Elevator mechanics Craig Martin, Gabriel Ross, Lavell Roberson and Leiroi Bowie filed a lawsuit in September alleging that while employed at Mitsubishi Electric U.S. they’ve been subjected to racial harassment, discrimination and retaliation since 2016.
“I’ve only worked for two companies, and at both companies I received a noose,” Bowie told the San Francisco Chronicle.
When he arrived at a construction site at 1100 Broadway in Oakland on June 26, 2019, Bowie found a noose on the barricade near his assigned elevator.
Bowie, 42, complained to his supervisors, but he says they brushed him off.
In the lawsuit, the four men say supervisors referred to them as “undesirables,” “lazy” and “dumb N-words.” They say they were subjected to racist imagery — swastikas, “KKK” markings and black monkeys — and racist jokes, like a hanging man with slots that spelled the N-word, in the bathrooms, at their work stations and on their personal property.

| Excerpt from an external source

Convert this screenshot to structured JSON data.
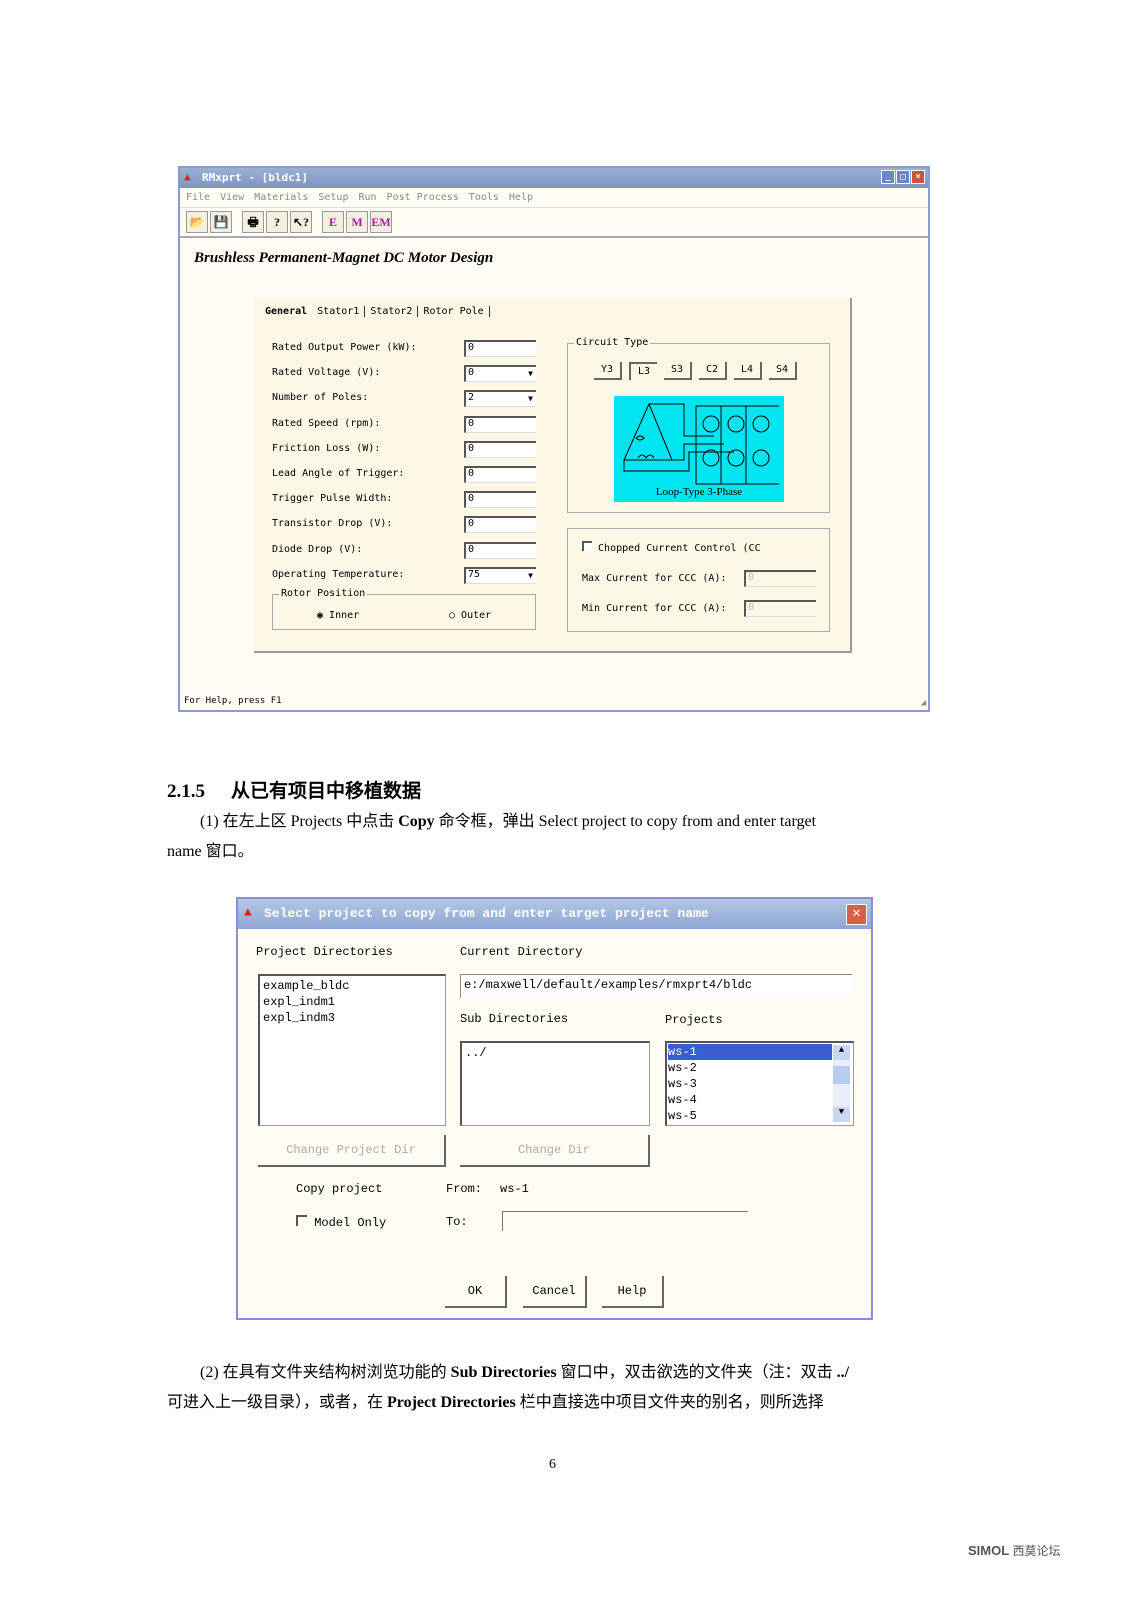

After reporting the behavior to supervisors and human resources, Bowie, Martin, Ross and Roberson say they were assigned menial tasks, such as cleaning and sweeping floors while apprentices worked on elevators.
In 2018, Black people accounted for just 7% of the construction workforce in the United States, according to the Bureau of Labor Statistics. That number has changed little in 25 years.
In a statement, Michael Corbo, Mitsubishi Electric’s chief operating officer contradicted the men, saying the company doesn’t tolerate harassment, discrimination or retaliation, that the company investigated all complaints these employees raised “and took prompt action as appropriate. The company cannot comment on the specifics of this matter due to employee privacy rights.”